**Source records**
____________________
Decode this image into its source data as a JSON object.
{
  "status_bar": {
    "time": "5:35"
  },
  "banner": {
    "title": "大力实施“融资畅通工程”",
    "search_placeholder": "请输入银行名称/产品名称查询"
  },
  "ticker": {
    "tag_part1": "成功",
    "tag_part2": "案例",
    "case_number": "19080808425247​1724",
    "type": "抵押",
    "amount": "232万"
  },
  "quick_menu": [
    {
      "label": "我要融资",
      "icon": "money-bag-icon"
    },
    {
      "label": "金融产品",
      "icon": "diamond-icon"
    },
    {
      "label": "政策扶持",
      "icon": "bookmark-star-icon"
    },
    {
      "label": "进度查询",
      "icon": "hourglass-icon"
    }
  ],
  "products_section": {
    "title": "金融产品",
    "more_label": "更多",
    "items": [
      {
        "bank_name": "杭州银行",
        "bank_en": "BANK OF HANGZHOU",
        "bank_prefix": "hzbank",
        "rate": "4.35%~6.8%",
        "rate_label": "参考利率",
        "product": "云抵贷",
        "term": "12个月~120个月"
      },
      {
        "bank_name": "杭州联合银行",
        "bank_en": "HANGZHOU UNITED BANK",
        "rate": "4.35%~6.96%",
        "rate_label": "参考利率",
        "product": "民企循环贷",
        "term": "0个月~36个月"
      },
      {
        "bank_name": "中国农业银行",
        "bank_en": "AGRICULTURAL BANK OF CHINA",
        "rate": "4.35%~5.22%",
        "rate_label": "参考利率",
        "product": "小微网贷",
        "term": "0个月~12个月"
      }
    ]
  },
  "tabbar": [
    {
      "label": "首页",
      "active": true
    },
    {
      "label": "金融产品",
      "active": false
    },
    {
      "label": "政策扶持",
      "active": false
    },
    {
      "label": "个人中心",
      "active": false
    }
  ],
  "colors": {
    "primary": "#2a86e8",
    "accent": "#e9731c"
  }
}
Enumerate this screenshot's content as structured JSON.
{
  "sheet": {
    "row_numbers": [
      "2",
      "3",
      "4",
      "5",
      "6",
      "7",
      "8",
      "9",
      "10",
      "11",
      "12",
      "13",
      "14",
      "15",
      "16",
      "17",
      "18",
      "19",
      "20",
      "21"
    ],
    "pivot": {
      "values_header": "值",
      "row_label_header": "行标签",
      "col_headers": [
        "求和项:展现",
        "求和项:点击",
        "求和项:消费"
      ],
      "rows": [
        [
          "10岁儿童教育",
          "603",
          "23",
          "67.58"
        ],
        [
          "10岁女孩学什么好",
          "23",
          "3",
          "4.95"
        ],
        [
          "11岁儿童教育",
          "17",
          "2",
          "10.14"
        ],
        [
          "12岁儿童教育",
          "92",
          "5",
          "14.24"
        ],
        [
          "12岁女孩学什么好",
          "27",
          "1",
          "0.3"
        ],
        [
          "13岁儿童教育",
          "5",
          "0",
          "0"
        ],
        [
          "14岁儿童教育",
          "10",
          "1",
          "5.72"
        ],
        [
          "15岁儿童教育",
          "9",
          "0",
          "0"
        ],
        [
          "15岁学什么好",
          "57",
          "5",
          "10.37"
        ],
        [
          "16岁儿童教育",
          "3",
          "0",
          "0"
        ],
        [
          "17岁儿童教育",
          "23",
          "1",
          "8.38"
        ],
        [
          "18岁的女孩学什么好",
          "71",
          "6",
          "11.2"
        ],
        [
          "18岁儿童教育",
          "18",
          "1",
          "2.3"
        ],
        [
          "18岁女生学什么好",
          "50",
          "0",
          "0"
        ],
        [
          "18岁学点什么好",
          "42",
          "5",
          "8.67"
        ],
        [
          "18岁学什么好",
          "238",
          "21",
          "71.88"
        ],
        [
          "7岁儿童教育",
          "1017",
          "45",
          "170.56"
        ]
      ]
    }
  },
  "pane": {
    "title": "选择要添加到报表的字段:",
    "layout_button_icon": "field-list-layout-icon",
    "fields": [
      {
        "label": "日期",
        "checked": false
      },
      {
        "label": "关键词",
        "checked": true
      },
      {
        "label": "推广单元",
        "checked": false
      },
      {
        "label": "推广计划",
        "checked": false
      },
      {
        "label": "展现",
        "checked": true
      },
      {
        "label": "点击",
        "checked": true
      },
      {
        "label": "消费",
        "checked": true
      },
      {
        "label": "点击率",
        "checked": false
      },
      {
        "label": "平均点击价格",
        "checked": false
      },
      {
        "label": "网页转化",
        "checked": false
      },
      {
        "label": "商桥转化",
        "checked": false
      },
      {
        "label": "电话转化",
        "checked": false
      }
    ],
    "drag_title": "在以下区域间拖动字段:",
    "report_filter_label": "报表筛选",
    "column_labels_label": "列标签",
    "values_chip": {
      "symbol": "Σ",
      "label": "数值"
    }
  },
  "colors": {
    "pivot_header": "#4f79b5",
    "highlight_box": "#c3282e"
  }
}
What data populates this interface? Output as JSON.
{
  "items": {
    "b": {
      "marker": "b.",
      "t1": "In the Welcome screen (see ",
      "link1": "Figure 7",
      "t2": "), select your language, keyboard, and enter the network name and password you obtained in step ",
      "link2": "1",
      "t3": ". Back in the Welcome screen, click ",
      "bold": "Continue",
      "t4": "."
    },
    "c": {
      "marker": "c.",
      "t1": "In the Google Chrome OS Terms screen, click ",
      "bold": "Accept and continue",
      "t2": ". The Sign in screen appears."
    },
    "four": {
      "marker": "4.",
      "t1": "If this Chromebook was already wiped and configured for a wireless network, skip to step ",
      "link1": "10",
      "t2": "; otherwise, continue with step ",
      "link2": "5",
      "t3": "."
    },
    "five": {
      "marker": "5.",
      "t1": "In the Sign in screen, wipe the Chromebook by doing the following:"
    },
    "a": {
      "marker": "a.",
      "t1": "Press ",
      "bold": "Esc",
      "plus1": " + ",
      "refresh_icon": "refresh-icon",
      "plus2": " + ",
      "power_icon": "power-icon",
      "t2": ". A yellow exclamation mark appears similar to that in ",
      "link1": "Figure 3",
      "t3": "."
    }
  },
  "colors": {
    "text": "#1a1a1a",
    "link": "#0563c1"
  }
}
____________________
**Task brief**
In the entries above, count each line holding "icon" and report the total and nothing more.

**Result for this task**
7